The Doro PhoneEasy 515 has a 1.5inch display which is obviously no where near as large as today’s touch screen mobiles, but it’s also smaller than the displays on the company’s 612 and 715 mobiles. Nevertheless, the display is very bright and despite it’s limited resolution of 176×220 pixels the menu system is very easy to find your way around.
In part this is because it uses large text that’s easy to read even from a distance, but it’s also because Doro has gone for a very simple menu that consists of a series of pages that you scroll through using the up and down buttons. Each page corresponds to a single function, so all the main functions of the phone are very easy to find. You can even increase the size of the text. The large options uses very big letter that should be decipherable even for those with some sight issues.

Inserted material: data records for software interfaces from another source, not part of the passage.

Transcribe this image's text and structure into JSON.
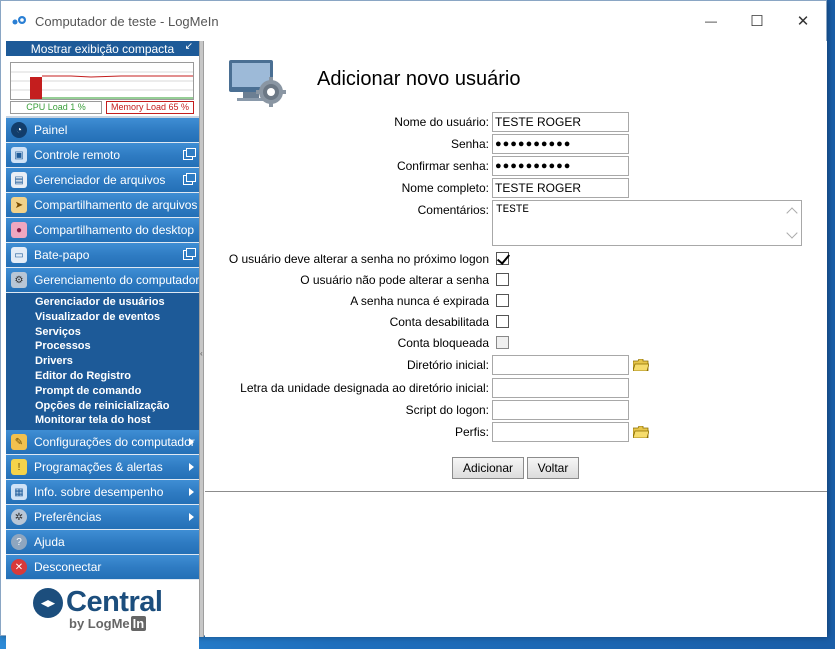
{
  "window": {
    "title": "Computador de teste - LogMeIn",
    "controls": {
      "minimize": "—",
      "maximize": "☐",
      "close": "✕"
    }
  },
  "sidebar": {
    "compact_toggle": "Mostrar exibição compacta",
    "monitor": {
      "cpu_label": "CPU Load 1 %",
      "memory_label": "Memory Load 65 %",
      "cpu_load": 1,
      "memory_load": 65
    },
    "items_top": [
      {
        "label": "Painel",
        "icon": "dashboard-icon"
      },
      {
        "label": "Controle remoto",
        "icon": "remote-control-icon"
      },
      {
        "label": "Gerenciador de arquivos",
        "icon": "file-manager-icon"
      },
      {
        "label": "Compartilhamento de arquivos",
        "icon": "file-sharing-icon"
      },
      {
        "label": "Compartilhamento do desktop",
        "icon": "desktop-sharing-icon"
      },
      {
        "label": "Bate-papo",
        "icon": "chat-icon"
      },
      {
        "label": "Gerenciamento do computador",
        "icon": "computer-management-icon"
      }
    ],
    "subitems": [
      "Gerenciador de usuários",
      "Visualizador de eventos",
      "Serviços",
      "Processos",
      "Drivers",
      "Editor do Registro",
      "Prompt de comando",
      "Opções de reinicialização",
      "Monitorar tela do host"
    ],
    "items_bottom": [
      {
        "label": "Configurações do computador",
        "icon": "computer-settings-icon"
      },
      {
        "label": "Programações & alertas",
        "icon": "alerts-icon"
      },
      {
        "label": "Info. sobre desempenho",
        "icon": "performance-icon"
      },
      {
        "label": "Preferências",
        "icon": "preferences-icon"
      },
      {
        "label": "Ajuda",
        "icon": "help-icon"
      },
      {
        "label": "Desconectar",
        "icon": "disconnect-icon"
      }
    ],
    "logo": {
      "word": "Central",
      "by": "by LogMe",
      "in": "In"
    }
  },
  "main": {
    "title": "Adicionar novo usuário",
    "fields": {
      "username": {
        "label": "Nome do usuário:",
        "value": "TESTE ROGER"
      },
      "password": {
        "label": "Senha:",
        "value": "●●●●●●●●●●"
      },
      "confirm_password": {
        "label": "Confirmar senha:",
        "value": "●●●●●●●●●●"
      },
      "full_name": {
        "label": "Nome completo:",
        "value": "TESTE ROGER"
      },
      "comments": {
        "label": "Comentários:",
        "value": "TESTE"
      },
      "must_change": {
        "label": "O usuário deve alterar a senha no próximo logon",
        "checked": true
      },
      "cannot_change": {
        "label": "O usuário não pode alterar a senha",
        "checked": false
      },
      "never_expires": {
        "label": "A senha nunca é expirada",
        "checked": false
      },
      "disabled": {
        "label": "Conta desabilitada",
        "checked": false
      },
      "locked": {
        "label": "Conta bloqueada",
        "checked": false
      },
      "home_dir": {
        "label": "Diretório inicial:",
        "value": ""
      },
      "home_drive": {
        "label": "Letra da unidade designada ao diretório inicial:",
        "value": ""
      },
      "logon_script": {
        "label": "Script do logon:",
        "value": ""
      },
      "profiles": {
        "label": "Perfis:",
        "value": ""
      }
    },
    "buttons": {
      "add": "Adicionar",
      "back": "Voltar"
    }
  }
}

One neat feature of the phone is the ICE (In Case of Emergency) screen where you can input medical information — such as blood type, allergies and medication — that would be useful to first responders in the event of an accident. This information always remains at the top of the list in the contacts screen and also has its own entry in the phone’s menu system.
Another useful feature is the Assistance button. When this is held down the phone will text an emergency message to a list of up to five different number and also start dialling them until someone picks ups.

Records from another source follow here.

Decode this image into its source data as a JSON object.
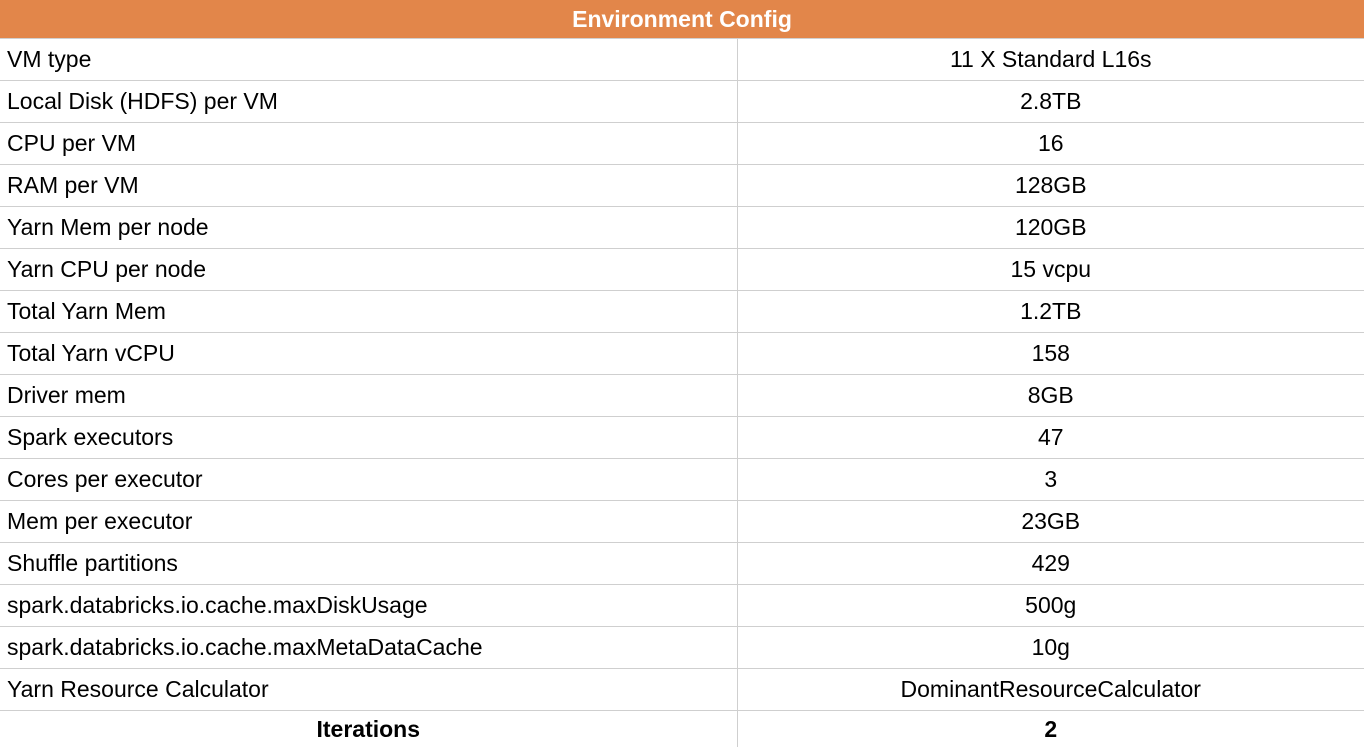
{
  "table": {
    "title": "Environment Config",
    "rows": [
      {
        "label": "VM type",
        "value": "11 X Standard L16s"
      },
      {
        "label": "Local Disk (HDFS) per VM",
        "value": "2.8TB"
      },
      {
        "label": "CPU per VM",
        "value": "16"
      },
      {
        "label": "RAM per VM",
        "value": "128GB"
      },
      {
        "label": "Yarn Mem per node",
        "value": "120GB"
      },
      {
        "label": "Yarn CPU per node",
        "value": "15 vcpu"
      },
      {
        "label": "Total Yarn Mem",
        "value": "1.2TB"
      },
      {
        "label": "Total Yarn vCPU",
        "value": "158"
      },
      {
        "label": "Driver mem",
        "value": "8GB"
      },
      {
        "label": "Spark executors",
        "value": "47"
      },
      {
        "label": "Cores per executor",
        "value": "3"
      },
      {
        "label": "Mem per executor",
        "value": "23GB"
      },
      {
        "label": "Shuffle partitions",
        "value": "429"
      },
      {
        "label": "spark.databricks.io.cache.maxDiskUsage",
        "value": "500g"
      },
      {
        "label": "spark.databricks.io.cache.maxMetaDataCache",
        "value": "10g"
      },
      {
        "label": "Yarn Resource Calculator",
        "value": "DominantResourceCalculator"
      }
    ],
    "footer": {
      "label": "Iterations",
      "value": "2"
    }
  },
  "colors": {
    "header_background": "#e2864a",
    "header_text": "#ffffff",
    "grid_line": "#cfcfcf"
  }
}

The call quality on the 515 is very good too. The earpiece is a fair bit louder than a lot of other handsets in this price bracket and importantly it doesn’t actually distort when you’re using it at higher volume levels. The mic also seems to deliver crisp and clean audio. The phone comes with a stereo headset that doubles up as an aerial for the onboard radio. The radio lacks RDS support for station names, but you can manually add names to presets that you save. The phone also has Bluetooth onboard so it can be used with wireless headsets and compatible hearing aids.
The rear of the 515 houses a 2.0megapixel camera. The camera is fine for shots that you just want to view on he phone’s own screen, but when you transfer them to a PC their flaws quickly becomes apparent. Details look very blurry, colours aren’t all that accurate and even under normal lighting conditions there’s a lot of image noise in the shots. The phone has 12MB of onboard storage, but there’s a microSD card under the battery cover which you can use to add more storage space. There’s no flash for the camera, but there is a torch built into the top of the phone that you can turn on via an entry in the phone’s menu.
In other regards the 515 is a very basic handset. It has no internet features, so you can’t use it to pick up email or keep up with friends and family on Facebook, for example. Nevertheless, this does help it to have very long battery life. Doro says that the phone should offer up to 12 hours talk time and last for around 22 days on standby. In our time spent with the phone those figures seemed to be pretty accurate.
The PhoneEasy 515 may be a basic handset, but it’s also one that’s been nicely tailored to its target market. Doro has obviously spent a lot of time trying to make the phone as easy and hassle free to use, while adding in some useful features like the ICE contacts screen and the Assistance button on the rear. This attention to detail has paid off, as the 515 is definitely one of the better phones on the market that’s aimed at seniors.